Start of Data for review
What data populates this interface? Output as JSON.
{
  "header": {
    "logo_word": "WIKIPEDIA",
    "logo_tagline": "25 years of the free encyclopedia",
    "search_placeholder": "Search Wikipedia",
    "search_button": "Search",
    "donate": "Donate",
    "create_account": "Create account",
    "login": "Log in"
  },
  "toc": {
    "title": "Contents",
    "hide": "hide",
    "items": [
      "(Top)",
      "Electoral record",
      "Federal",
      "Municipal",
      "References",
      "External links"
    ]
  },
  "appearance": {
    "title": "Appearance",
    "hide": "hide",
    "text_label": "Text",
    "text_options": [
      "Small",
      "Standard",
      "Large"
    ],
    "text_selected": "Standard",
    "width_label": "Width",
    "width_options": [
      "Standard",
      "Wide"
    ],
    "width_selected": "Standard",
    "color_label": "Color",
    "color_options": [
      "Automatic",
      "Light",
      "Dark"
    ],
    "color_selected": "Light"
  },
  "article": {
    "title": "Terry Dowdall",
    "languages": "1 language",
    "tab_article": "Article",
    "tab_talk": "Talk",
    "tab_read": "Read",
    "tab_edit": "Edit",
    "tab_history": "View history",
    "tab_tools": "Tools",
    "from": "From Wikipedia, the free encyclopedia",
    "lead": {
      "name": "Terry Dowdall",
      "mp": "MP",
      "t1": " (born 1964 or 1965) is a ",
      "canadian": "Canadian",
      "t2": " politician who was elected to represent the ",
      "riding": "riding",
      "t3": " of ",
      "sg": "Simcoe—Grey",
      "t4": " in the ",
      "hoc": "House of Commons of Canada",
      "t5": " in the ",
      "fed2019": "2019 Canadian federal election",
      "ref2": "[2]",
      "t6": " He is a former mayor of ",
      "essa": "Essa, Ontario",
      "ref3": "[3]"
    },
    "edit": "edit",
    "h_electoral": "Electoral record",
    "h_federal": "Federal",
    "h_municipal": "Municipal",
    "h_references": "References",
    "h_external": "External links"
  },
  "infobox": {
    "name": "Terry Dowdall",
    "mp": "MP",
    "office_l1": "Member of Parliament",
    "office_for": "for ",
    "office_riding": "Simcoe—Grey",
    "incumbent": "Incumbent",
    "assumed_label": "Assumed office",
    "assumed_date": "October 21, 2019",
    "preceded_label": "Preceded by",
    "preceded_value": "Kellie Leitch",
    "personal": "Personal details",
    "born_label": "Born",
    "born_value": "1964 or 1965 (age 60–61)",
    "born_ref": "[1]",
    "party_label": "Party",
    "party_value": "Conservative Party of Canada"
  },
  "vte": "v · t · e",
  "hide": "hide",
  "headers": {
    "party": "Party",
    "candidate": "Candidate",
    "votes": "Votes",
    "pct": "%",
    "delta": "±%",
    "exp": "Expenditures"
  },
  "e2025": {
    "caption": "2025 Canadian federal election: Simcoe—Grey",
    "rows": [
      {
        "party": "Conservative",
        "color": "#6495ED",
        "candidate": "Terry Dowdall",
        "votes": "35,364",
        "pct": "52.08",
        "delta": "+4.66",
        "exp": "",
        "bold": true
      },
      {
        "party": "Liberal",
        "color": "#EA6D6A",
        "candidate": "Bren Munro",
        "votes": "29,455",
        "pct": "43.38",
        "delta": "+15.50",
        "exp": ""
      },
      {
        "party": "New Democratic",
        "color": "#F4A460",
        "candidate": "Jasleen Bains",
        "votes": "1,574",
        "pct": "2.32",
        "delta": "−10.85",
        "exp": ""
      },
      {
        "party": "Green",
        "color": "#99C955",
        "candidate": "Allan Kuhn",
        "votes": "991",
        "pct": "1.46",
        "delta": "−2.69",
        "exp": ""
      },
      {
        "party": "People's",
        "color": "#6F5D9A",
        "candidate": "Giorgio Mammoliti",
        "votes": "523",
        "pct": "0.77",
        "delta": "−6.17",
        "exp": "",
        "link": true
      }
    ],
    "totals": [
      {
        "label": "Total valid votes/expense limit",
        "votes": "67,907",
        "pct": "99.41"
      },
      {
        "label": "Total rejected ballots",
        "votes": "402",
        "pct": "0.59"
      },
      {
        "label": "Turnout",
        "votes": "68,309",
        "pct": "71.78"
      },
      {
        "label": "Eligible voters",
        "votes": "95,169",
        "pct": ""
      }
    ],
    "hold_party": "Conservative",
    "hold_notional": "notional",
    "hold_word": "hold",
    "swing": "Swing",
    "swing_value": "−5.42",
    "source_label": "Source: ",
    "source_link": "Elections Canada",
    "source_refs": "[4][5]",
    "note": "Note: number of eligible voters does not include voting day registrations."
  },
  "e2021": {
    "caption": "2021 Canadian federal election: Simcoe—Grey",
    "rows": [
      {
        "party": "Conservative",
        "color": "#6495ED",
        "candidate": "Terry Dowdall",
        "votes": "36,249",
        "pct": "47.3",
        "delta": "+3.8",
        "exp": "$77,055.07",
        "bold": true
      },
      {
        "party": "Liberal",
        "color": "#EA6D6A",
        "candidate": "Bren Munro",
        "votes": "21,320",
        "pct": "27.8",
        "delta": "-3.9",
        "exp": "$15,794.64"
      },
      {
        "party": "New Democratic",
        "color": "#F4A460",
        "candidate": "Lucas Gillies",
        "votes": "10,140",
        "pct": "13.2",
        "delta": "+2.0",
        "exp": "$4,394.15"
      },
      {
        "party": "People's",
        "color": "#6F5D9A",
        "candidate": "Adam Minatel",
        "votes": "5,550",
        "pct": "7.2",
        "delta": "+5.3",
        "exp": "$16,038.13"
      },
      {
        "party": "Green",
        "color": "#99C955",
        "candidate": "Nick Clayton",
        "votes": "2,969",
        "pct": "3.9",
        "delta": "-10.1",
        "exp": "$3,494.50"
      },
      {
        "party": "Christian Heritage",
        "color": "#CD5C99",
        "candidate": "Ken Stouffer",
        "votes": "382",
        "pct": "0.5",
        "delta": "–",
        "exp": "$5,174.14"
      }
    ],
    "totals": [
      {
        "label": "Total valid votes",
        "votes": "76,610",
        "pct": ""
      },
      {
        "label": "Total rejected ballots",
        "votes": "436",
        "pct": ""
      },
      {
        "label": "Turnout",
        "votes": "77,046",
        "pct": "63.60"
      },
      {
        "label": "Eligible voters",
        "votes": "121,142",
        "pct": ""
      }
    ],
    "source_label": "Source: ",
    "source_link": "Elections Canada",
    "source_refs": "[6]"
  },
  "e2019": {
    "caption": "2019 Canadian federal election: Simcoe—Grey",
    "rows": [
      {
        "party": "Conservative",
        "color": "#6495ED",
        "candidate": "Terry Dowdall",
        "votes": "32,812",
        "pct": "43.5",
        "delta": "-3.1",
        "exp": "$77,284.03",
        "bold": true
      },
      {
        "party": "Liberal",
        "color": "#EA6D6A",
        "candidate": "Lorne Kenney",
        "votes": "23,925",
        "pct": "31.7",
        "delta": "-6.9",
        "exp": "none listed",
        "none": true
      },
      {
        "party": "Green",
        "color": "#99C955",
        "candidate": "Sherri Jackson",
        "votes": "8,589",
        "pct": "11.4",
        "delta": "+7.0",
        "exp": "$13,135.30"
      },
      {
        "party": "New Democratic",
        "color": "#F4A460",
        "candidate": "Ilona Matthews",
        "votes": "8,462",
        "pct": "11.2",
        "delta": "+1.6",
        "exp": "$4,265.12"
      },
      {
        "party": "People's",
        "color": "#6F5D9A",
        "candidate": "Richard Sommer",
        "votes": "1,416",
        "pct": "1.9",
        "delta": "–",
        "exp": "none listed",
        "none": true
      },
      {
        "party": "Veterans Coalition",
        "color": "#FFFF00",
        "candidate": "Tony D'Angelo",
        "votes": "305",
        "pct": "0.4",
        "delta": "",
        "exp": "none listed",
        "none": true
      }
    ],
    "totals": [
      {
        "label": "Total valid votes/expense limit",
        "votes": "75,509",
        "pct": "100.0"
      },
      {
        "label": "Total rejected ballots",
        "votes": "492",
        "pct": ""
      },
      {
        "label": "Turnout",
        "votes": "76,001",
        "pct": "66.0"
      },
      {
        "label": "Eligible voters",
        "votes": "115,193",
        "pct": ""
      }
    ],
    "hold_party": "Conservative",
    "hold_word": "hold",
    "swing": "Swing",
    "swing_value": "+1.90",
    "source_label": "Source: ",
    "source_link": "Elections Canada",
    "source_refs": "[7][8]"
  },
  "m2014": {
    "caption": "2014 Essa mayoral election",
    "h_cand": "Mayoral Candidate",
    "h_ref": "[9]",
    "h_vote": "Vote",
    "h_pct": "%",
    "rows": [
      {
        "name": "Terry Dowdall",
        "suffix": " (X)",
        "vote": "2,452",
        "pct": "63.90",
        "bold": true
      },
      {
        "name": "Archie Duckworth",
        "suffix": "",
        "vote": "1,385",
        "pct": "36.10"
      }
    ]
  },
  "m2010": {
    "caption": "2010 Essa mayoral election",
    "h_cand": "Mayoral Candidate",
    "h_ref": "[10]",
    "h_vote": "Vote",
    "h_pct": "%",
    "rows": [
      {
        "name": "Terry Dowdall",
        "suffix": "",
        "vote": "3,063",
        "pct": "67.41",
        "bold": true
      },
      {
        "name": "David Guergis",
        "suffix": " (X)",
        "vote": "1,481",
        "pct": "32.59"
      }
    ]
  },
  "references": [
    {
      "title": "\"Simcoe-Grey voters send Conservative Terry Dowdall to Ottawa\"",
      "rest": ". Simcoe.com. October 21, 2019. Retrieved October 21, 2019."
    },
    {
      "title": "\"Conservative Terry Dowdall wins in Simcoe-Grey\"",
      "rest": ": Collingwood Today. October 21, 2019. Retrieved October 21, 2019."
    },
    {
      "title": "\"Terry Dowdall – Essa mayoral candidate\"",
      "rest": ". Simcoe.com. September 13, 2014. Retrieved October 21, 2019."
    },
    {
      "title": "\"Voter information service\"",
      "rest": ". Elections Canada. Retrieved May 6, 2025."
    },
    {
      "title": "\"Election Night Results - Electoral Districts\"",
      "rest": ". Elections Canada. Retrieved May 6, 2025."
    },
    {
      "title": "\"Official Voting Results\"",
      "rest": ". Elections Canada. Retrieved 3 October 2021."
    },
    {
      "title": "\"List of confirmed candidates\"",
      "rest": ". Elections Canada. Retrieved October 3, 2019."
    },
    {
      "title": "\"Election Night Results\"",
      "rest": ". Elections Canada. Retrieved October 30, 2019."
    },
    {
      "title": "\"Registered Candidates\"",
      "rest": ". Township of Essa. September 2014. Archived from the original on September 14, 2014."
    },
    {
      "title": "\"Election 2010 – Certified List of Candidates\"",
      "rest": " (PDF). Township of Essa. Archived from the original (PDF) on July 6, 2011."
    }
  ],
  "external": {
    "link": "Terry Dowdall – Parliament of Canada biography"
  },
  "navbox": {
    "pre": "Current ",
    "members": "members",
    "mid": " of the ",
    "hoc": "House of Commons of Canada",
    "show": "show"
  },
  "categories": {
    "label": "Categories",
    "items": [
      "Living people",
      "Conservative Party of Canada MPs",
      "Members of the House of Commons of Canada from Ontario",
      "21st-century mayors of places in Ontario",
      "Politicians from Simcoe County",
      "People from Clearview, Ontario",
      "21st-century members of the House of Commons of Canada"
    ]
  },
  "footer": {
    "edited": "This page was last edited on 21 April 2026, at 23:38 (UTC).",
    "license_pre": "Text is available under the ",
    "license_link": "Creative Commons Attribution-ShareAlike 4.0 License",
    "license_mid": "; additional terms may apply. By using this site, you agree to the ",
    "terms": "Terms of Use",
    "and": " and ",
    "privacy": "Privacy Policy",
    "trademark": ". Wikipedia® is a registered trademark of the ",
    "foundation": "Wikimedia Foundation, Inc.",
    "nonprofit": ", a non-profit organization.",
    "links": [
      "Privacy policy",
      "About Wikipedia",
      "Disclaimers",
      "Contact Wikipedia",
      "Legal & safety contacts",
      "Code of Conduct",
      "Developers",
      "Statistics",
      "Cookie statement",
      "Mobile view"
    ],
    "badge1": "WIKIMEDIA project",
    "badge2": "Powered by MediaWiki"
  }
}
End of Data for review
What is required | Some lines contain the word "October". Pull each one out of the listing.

Task output |
    "assumed_date": "October 21, 2019",
      "rest": ". Simcoe.com. October 21, 2019. Retrieved October 21, 2019."
      "rest": ": Collingwood Today. October 21, 2019. Retrieved October 21, 2019."
      "rest": ". Simcoe.com. September 13, 2014. Retrieved October 21, 2019."
      "rest": ". Elections Canada. Retrieved 3 October 2021."
      "rest": ". Elections Canada. Retrieved October 3, 2019."
      "rest": ". Elections Canada. Retrieved October 30, 2019."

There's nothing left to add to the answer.